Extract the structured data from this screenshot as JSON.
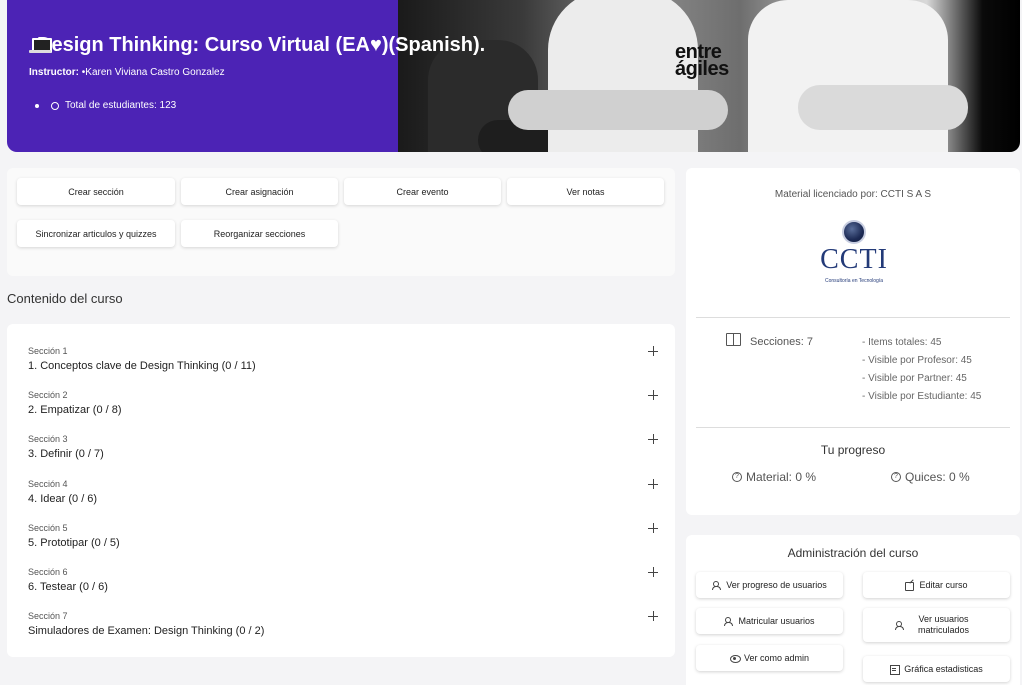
{
  "hero": {
    "title": "Design Thinking: Curso Virtual (EA♥)(Spanish).",
    "instructor_label": "Instructor:",
    "instructor_name": "•Karen Viviana Castro Gonzalez",
    "students_text": "Total de estudiantes: 123",
    "banner_logo_text": "entre ágiles"
  },
  "actions": {
    "create_section": "Crear sección",
    "create_assignment": "Crear asignación",
    "create_event": "Crear evento",
    "view_grades": "Ver notas",
    "sync_articles": "Sincronizar articulos y quizzes",
    "reorganize": "Reorganizar secciones"
  },
  "content": {
    "heading": "Contenido del curso",
    "sections": [
      {
        "number": "Sección 1",
        "title": "1. Conceptos clave de Design Thinking (0 / 11)"
      },
      {
        "number": "Sección 2",
        "title": "2. Empatizar (0 / 8)"
      },
      {
        "number": "Sección 3",
        "title": "3. Definir (0 / 7)"
      },
      {
        "number": "Sección 4",
        "title": "4. Idear (0 / 6)"
      },
      {
        "number": "Sección 5",
        "title": "5. Prototipar (0 / 5)"
      },
      {
        "number": "Sección 6",
        "title": "6. Testear (0 / 6)"
      },
      {
        "number": "Sección 7",
        "title": "Simuladores de Examen: Design Thinking (0 / 2)"
      }
    ]
  },
  "info": {
    "licensed_by": "Material licenciado por: CCTI S A S",
    "logo_text": "CCTI",
    "logo_subtitle": "Consultoría en Tecnología",
    "sections_label": "Secciones: 7",
    "stats": [
      "- Items totales: 45",
      "- Visible por Profesor: 45",
      "- Visible por Partner: 45",
      "- Visible por Estudiante: 45"
    ],
    "progress_title": "Tu progreso",
    "material_progress": "Material: 0 %",
    "quiz_progress": "Quices: 0 %"
  },
  "admin": {
    "title": "Administración del curso",
    "view_user_progress": "Ver progreso de usuarios",
    "edit_course": "Editar curso",
    "enroll_users": "Matricular usuarios",
    "view_enrolled": "Ver usuarios matriculados",
    "view_as_admin": "Ver como admin",
    "stats_chart": "Gráfica estadisticas"
  },
  "colors": {
    "hero_bg": "#4c23b5",
    "ccti_blue": "#233a78"
  },
  "icons": [
    "laptop-icon",
    "globe-icon",
    "plus-icon",
    "book-icon",
    "question-icon",
    "users-icon",
    "edit-icon",
    "user-add-icon",
    "eye-icon",
    "chart-icon"
  ]
}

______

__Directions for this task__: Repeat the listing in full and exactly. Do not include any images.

__Exercise response__:
Extract the structured data from this screenshot as JSON.
{
  "hero": {
    "title": "Design Thinking: Curso Virtual (EA♥)(Spanish).",
    "instructor_label": "Instructor:",
    "instructor_name": "•Karen Viviana Castro Gonzalez",
    "students_text": "Total de estudiantes: 123",
    "banner_logo_text": "entre ágiles"
  },
  "actions": {
    "create_section": "Crear sección",
    "create_assignment": "Crear asignación",
    "create_event": "Crear evento",
    "view_grades": "Ver notas",
    "sync_articles": "Sincronizar articulos y quizzes",
    "reorganize": "Reorganizar secciones"
  },
  "content": {
    "heading": "Contenido del curso",
    "sections": [
      {
        "number": "Sección 1",
        "title": "1. Conceptos clave de Design Thinking (0 / 11)"
      },
      {
        "number": "Sección 2",
        "title": "2. Empatizar (0 / 8)"
      },
      {
        "number": "Sección 3",
        "title": "3. Definir (0 / 7)"
      },
      {
        "number": "Sección 4",
        "title": "4. Idear (0 / 6)"
      },
      {
        "number": "Sección 5",
        "title": "5. Prototipar (0 / 5)"
      },
      {
        "number": "Sección 6",
        "title": "6. Testear (0 / 6)"
      },
      {
        "number": "Sección 7",
        "title": "Simuladores de Examen: Design Thinking (0 / 2)"
      }
    ]
  },
  "info": {
    "licensed_by": "Material licenciado por: CCTI S A S",
    "logo_text": "CCTI",
    "logo_subtitle": "Consultoría en Tecnología",
    "sections_label": "Secciones: 7",
    "stats": [
      "- Items totales: 45",
      "- Visible por Profesor: 45",
      "- Visible por Partner: 45",
      "- Visible por Estudiante: 45"
    ],
    "progress_title": "Tu progreso",
    "material_progress": "Material: 0 %",
    "quiz_progress": "Quices: 0 %"
  },
  "admin": {
    "title": "Administración del curso",
    "view_user_progress": "Ver progreso de usuarios",
    "edit_course": "Editar curso",
    "enroll_users": "Matricular usuarios",
    "view_enrolled": "Ver usuarios matriculados",
    "view_as_admin": "Ver como admin",
    "stats_chart": "Gráfica estadisticas"
  },
  "colors": {
    "hero_bg": "#4c23b5",
    "ccti_blue": "#233a78"
  },
  "icons": [
    "laptop-icon",
    "globe-icon",
    "plus-icon",
    "book-icon",
    "question-icon",
    "users-icon",
    "edit-icon",
    "user-add-icon",
    "eye-icon",
    "chart-icon"
  ]
}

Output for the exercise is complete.